+++ Dataset excerpts

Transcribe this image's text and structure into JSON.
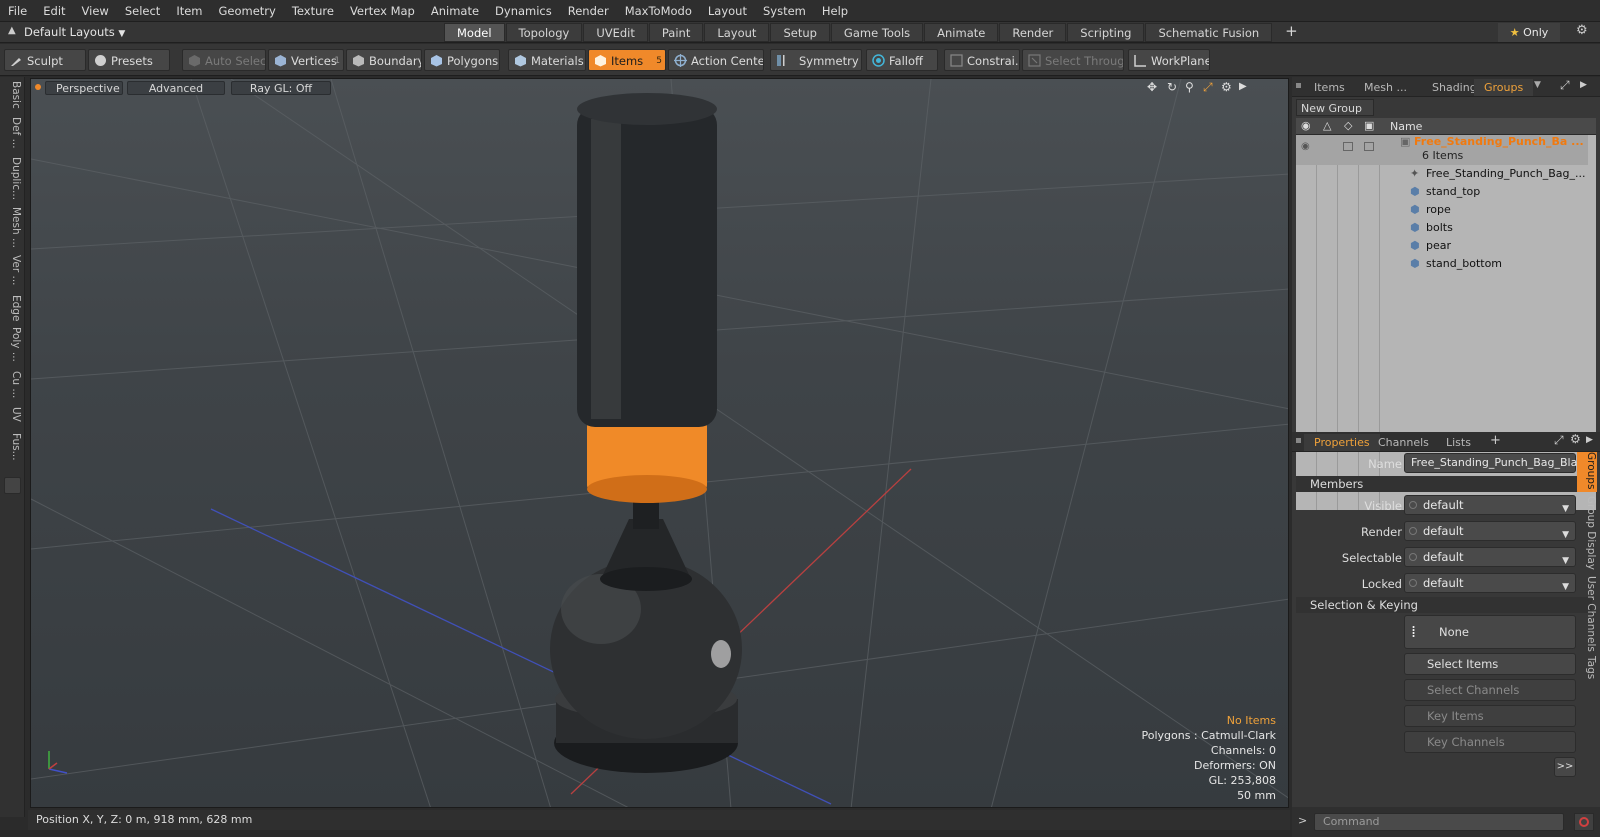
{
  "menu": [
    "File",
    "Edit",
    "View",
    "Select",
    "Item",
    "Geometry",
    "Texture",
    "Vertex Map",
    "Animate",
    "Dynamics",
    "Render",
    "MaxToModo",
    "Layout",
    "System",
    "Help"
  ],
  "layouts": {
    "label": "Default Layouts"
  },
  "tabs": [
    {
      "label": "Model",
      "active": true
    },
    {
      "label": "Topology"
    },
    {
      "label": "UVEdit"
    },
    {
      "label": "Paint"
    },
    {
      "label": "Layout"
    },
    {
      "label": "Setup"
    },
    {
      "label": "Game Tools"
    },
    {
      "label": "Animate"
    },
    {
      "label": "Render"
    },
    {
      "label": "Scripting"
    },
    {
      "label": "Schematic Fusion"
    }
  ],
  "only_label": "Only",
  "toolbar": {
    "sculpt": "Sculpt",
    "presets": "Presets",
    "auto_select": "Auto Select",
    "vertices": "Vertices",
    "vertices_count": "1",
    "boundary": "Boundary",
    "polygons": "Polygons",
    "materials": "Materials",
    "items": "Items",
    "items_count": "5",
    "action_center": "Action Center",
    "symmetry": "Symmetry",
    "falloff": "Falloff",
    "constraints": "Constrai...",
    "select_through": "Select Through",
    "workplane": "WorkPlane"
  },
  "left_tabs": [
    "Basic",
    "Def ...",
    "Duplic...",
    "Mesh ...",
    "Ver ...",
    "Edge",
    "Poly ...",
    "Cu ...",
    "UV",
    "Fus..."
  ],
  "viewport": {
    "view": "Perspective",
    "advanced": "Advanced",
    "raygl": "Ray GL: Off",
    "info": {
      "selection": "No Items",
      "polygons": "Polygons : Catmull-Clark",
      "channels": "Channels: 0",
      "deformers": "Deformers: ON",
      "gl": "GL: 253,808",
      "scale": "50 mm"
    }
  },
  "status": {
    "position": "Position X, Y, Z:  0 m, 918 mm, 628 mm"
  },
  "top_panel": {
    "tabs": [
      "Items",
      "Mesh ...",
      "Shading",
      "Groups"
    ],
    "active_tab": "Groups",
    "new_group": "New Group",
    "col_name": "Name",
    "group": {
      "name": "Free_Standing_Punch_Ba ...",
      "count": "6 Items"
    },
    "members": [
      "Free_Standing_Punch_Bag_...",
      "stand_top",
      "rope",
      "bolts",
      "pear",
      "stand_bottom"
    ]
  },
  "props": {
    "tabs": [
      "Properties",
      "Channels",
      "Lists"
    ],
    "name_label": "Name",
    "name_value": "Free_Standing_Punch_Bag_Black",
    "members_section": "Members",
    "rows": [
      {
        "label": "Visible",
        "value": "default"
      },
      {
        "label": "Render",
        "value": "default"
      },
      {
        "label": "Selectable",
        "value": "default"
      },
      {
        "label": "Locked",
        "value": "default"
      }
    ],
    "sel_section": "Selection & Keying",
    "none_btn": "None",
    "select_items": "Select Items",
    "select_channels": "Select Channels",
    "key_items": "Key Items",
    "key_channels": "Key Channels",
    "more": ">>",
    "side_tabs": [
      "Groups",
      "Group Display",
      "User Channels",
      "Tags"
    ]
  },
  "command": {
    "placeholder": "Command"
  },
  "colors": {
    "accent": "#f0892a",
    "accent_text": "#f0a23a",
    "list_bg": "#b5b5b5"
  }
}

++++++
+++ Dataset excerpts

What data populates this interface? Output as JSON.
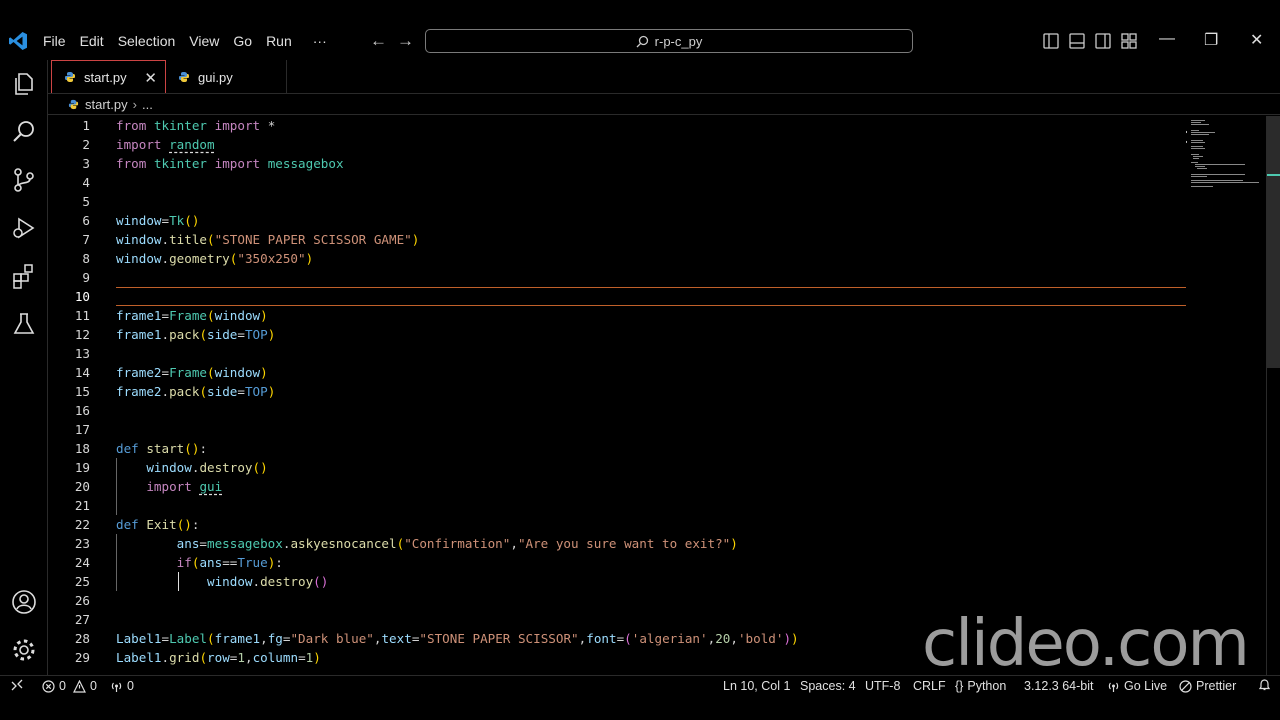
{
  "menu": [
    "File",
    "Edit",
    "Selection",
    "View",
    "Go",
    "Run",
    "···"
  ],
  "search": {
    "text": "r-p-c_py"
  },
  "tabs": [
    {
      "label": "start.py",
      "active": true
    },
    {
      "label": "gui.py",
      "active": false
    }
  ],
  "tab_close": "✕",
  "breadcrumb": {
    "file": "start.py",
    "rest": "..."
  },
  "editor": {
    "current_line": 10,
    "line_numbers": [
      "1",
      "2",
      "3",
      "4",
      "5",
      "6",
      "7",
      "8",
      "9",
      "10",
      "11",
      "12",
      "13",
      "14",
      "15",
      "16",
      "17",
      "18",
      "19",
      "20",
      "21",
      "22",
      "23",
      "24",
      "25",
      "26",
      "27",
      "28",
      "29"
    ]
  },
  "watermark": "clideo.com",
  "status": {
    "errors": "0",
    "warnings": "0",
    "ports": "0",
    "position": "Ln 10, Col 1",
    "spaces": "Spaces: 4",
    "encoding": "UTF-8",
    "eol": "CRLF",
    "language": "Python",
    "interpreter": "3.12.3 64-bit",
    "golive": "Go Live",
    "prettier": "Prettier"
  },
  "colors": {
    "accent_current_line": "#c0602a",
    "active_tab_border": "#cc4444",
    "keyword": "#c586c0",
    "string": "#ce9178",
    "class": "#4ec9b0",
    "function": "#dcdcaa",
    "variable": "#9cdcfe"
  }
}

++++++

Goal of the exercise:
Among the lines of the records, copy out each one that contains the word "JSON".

The answer:
Transcribe this image's text and structure into JSON.
What data populates this interface? Output as JSON.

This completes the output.